EXERCISE DIRECTIONS => Give the records again in full, exactly as they appear.

Data records for software interfaces =>
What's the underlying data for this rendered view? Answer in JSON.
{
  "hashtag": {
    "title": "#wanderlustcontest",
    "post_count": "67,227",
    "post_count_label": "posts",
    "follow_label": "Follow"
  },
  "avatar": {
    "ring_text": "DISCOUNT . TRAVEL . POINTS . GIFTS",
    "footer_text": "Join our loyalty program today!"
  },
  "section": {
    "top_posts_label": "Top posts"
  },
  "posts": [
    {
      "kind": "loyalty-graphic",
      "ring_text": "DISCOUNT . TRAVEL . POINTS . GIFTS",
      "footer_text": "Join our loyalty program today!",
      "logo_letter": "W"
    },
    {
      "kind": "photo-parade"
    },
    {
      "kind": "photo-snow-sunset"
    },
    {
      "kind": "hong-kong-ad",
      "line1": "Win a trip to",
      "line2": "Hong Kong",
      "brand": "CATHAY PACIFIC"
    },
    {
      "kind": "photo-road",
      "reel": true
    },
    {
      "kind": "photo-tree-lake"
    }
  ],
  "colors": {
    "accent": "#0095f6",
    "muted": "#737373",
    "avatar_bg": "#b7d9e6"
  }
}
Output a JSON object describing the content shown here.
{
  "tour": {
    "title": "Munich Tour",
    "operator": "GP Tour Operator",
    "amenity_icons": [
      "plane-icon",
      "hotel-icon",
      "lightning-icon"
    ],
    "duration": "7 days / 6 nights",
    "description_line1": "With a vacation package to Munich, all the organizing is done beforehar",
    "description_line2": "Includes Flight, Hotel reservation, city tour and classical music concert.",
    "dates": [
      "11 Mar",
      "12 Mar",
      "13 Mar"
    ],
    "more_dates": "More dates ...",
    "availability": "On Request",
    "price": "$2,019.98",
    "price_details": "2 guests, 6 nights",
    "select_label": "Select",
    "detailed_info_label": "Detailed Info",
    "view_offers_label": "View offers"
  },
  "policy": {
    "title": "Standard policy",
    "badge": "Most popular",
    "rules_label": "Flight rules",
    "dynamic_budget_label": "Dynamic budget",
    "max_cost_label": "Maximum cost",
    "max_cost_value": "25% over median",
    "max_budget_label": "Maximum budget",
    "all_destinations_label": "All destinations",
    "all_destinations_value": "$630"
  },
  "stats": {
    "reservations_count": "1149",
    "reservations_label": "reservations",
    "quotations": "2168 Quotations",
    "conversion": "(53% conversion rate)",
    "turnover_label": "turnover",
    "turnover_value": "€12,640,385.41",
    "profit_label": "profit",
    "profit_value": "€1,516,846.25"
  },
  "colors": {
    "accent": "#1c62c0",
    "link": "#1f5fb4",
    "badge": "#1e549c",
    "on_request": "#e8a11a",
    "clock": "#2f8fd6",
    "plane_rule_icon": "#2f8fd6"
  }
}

SOLUTION TO THIS TASK =>
What's the underlying data for this rendered view? Answer in JSON.
{
  "hashtag": {
    "title": "#wanderlustcontest",
    "post_count": "67,227",
    "post_count_label": "posts",
    "follow_label": "Follow"
  },
  "avatar": {
    "ring_text": "DISCOUNT . TRAVEL . POINTS . GIFTS",
    "footer_text": "Join our loyalty program today!"
  },
  "section": {
    "top_posts_label": "Top posts"
  },
  "posts": [
    {
      "kind": "loyalty-graphic",
      "ring_text": "DISCOUNT . TRAVEL . POINTS . GIFTS",
      "footer_text": "Join our loyalty program today!",
      "logo_letter": "W"
    },
    {
      "kind": "photo-parade"
    },
    {
      "kind": "photo-snow-sunset"
    },
    {
      "kind": "hong-kong-ad",
      "line1": "Win a trip to",
      "line2": "Hong Kong",
      "brand": "CATHAY PACIFIC"
    },
    {
      "kind": "photo-road",
      "reel": true
    },
    {
      "kind": "photo-tree-lake"
    }
  ],
  "colors": {
    "accent": "#0095f6",
    "muted": "#737373",
    "avatar_bg": "#b7d9e6"
  }
}
Output a JSON object describing the content shown here.
{
  "tour": {
    "title": "Munich Tour",
    "operator": "GP Tour Operator",
    "amenity_icons": [
      "plane-icon",
      "hotel-icon",
      "lightning-icon"
    ],
    "duration": "7 days / 6 nights",
    "description_line1": "With a vacation package to Munich, all the organizing is done beforehar",
    "description_line2": "Includes Flight, Hotel reservation, city tour and classical music concert.",
    "dates": [
      "11 Mar",
      "12 Mar",
      "13 Mar"
    ],
    "more_dates": "More dates ...",
    "availability": "On Request",
    "price": "$2,019.98",
    "price_details": "2 guests, 6 nights",
    "select_label": "Select",
    "detailed_info_label": "Detailed Info",
    "view_offers_label": "View offers"
  },
  "policy": {
    "title": "Standard policy",
    "badge": "Most popular",
    "rules_label": "Flight rules",
    "dynamic_budget_label": "Dynamic budget",
    "max_cost_label": "Maximum cost",
    "max_cost_value": "25% over median",
    "max_budget_label": "Maximum budget",
    "all_destinations_label": "All destinations",
    "all_destinations_value": "$630"
  },
  "stats": {
    "reservations_count": "1149",
    "reservations_label": "reservations",
    "quotations": "2168 Quotations",
    "conversion": "(53% conversion rate)",
    "turnover_label": "turnover",
    "turnover_value": "€12,640,385.41",
    "profit_label": "profit",
    "profit_value": "€1,516,846.25"
  },
  "colors": {
    "accent": "#1c62c0",
    "link": "#1f5fb4",
    "badge": "#1e549c",
    "on_request": "#e8a11a",
    "clock": "#2f8fd6",
    "plane_rule_icon": "#2f8fd6"
  }
}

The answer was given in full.